Casey is an unusual fourteen-year-old with some unusual friends, one of which she's decided to buy a Christmas present for. But what do you get for someone several millennia-old whose job involves erasing information from a book?
Casey stared into the shop window. The edges were framed by sparkling lights and potential Christmas presents littered the base, surrounded by a pile of white stuff, which she guessed was supposed to be snow. A book about some celebrity… a board game… a cute grey teddy...
Gah! She swung away from the window and walked up the street. She could just imagine Az’s face if she gave him a teddy bear: “Well, he’s great, love, but I’m not sure what I’ll do with him when I get back. Perhaps the Ferryman would like something to cuddle.”
She shuddered. The thought of those bony fingers wrapped around the soft toy, those empty eye sockets staring at its grey fur… Another shiver rippled through her. Yes, OK, everyone needed a little love, but the Ferryman was a walking skeleton! “And don’t you tell me I’m discriminating against the dead, Az,” she mumbled, and shoved her gloved hands further into her coat pockets.

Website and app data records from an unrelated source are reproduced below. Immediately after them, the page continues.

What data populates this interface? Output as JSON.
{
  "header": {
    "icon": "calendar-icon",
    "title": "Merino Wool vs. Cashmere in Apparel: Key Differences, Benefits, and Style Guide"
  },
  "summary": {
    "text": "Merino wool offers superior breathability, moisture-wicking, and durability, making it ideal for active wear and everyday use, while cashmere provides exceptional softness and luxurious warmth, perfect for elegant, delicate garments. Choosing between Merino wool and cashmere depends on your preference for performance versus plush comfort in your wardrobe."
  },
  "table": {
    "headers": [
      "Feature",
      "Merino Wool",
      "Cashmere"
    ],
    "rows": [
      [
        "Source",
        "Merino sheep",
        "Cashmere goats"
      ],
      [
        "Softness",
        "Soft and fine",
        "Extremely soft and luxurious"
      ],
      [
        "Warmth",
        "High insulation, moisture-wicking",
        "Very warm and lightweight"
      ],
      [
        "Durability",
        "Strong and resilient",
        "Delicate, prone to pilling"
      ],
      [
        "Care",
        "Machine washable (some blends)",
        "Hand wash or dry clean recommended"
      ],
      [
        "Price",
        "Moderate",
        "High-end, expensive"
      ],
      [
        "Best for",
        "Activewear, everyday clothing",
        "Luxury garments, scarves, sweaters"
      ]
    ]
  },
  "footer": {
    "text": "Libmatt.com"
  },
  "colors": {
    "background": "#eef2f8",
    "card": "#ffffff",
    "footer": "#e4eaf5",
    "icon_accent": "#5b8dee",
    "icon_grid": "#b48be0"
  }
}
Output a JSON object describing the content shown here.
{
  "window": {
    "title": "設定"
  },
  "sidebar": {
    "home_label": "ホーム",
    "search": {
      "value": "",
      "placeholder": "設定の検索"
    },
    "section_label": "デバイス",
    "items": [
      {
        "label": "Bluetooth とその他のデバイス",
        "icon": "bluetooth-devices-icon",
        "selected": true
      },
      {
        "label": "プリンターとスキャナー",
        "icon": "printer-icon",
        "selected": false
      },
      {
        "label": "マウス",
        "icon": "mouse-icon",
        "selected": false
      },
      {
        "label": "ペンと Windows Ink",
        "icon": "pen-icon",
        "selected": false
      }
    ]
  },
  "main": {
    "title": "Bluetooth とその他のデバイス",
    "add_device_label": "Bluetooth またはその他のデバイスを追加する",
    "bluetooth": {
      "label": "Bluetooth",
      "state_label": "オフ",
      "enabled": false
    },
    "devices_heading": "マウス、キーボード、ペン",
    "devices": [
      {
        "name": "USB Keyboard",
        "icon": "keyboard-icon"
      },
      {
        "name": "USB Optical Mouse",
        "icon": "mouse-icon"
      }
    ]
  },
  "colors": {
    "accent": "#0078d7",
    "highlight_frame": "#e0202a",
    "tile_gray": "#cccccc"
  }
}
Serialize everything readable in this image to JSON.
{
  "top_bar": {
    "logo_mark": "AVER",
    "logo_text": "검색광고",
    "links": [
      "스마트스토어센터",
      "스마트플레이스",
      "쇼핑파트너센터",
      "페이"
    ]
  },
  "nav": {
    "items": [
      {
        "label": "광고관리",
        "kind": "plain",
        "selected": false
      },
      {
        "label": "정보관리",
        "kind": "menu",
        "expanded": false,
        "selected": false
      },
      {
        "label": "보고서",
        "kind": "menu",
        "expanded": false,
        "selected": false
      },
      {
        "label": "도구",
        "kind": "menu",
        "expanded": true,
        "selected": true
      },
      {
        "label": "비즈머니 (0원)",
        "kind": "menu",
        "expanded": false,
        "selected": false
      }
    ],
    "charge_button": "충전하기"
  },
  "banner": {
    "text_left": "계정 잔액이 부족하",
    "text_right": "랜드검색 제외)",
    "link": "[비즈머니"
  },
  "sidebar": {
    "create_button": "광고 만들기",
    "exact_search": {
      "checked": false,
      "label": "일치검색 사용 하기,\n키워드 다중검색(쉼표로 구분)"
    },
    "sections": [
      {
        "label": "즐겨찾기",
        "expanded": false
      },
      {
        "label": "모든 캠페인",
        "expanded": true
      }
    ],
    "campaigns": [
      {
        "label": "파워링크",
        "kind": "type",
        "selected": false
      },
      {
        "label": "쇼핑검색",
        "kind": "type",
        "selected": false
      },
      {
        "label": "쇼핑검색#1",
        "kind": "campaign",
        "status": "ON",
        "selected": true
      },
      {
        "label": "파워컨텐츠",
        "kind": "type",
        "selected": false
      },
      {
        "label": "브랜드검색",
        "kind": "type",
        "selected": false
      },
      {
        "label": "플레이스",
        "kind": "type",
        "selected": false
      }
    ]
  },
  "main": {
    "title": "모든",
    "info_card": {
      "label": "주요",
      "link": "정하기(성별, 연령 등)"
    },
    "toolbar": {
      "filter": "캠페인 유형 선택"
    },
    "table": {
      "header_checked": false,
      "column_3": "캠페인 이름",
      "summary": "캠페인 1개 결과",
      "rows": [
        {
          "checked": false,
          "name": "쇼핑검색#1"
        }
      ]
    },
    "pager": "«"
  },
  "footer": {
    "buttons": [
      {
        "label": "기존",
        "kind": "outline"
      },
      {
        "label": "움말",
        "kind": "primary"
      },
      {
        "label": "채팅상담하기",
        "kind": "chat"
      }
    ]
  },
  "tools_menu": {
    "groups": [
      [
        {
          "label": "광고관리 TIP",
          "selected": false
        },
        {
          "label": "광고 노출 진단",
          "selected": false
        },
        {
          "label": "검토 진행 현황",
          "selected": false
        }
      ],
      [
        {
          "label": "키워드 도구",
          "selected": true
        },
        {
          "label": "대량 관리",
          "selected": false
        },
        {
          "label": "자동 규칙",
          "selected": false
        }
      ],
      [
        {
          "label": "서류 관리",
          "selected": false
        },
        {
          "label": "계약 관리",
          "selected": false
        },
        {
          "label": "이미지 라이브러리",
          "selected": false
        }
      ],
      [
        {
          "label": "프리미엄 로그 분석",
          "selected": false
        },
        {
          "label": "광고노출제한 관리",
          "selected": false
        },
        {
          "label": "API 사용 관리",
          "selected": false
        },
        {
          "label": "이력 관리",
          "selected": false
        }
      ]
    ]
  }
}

The breeze kicked up, whistling through her jacket. Was that laughter? She rolled her eyes. Trust him to be listening.
So, back to her problem. What did a mere teenager get an all-powerful being that already had everything he could possibly want – except perhaps time?
Hmm… Time. She could work with that.
A few day’s later, after bundling her parents and that golden-haired demon known as her little sister, out to do some late-night Christmas shopping, Casey knelt on her bed, peering out the window. Fake icicles dripped from roofs, lights twinkled in trees, and a bunch of carol singers walked from house to house. She hummed along to, “We Wish You a Merry Christmas”.
Her lightbulb flickered. She glanced at it. It dimmed, grew brighter, and died, cloaking the room in shadow. Beneath her, tiny quivers vibrated through the bed. Her chest of drawers shuddered, and the ornaments on her bookcase jangled together.
Casey returned to the street view and tried to suppress a smile. The guy had to make an entrance, didn’t he?
The mini earthquake came to an abrupt halt and light returned to the room.
“Ever heard of a door, Az?”
A deep chuckle came from behind her. “Most people expect the dramatics, Casey, love.”
“Doesn’t drama take more of your time?” She turned.
A man, who appeared to be in his late twenties, rested against her wardrobe, arms folded, as though he was part of the furniture. His pristine suit shone bright white on one side, while the other did its black-as-night thing. The grin stretched across his face spluttered into a frown. “Don’t get me started, love.”
He unfolded his arms and sat on the bed. “What with expectations and a rise in violence, I need all the time the Bosses can give me. Or, maybe just a way to pause it for a while.”
He gave her a wry smile, and she tried to look sympathetic, holding back the grin that wanted to make a break for it. Az was going to love the gift!
“I got you a present.” She pushed the small, gift-wrapped box towards him.
Az’s brows vanished into his black hair. “A present?”
“Goes with this little thing called ‘Christmas’. A season of giving? You might have heard of it?”
“I know what Christmas is, love, but we’re usually not involved with human affairs like these.”
“Well, consider yourself involved.” She grabbed his hand, and slapped the gift on his palm.
Az’s expression mirrored her sister, Lily’s, whenever Casey did something remotely nice for her.
She sighed. “It’s a present, not one of Marcos’s special packages. You see this?” She gestured to the wrapping. “It’s called ‘wrapping paper’”.
His eyes narrowed. “The Ferryman hasn’t been for a visit for a while, has he? Shall I fetch him?”
A shiver went through her. “That’s playing dirty, Az, but, fine. You open it when you want. I’ll just sit over here, and be all angelic sweetness and silence.”
Az’s mouth pulled up at the side. “I doubt you’re capable of that, love, but thanks for the laugh.”
Casey scowled, which only increased Az’s grin. She gave up trying to hold onto the expression when he removed the red, Christmas tree-dotted paper, and opened the little box.
Would he like it?
He extracted the small chrome object, and scanned the white face with its black numbers, followed by the large button on the top. One brow quirked. “A stopwatch?”
She nodded. Good? Bad? Not getting it at all?
“I’m the Angel of Death, love. Not an athlete.”
Not getting it at all. “You’re a jerk. Turn it over, will you?”
He twisted the stopwatch to view the back, and his eyes scanned the inscription engraved there: For someone who needs to stop time every now and then.
She held her breath.
A smile curved his lips, tenderness softening the lines on his face. He caught her gaze, and, for once, his eyes weren’t black holes of nothingness. Light sparked around the edge of the iris, and warmed the emptiness. “Casey, love.” His voice came out husky, none of the usual magnificent resonance. “It’s perfect.”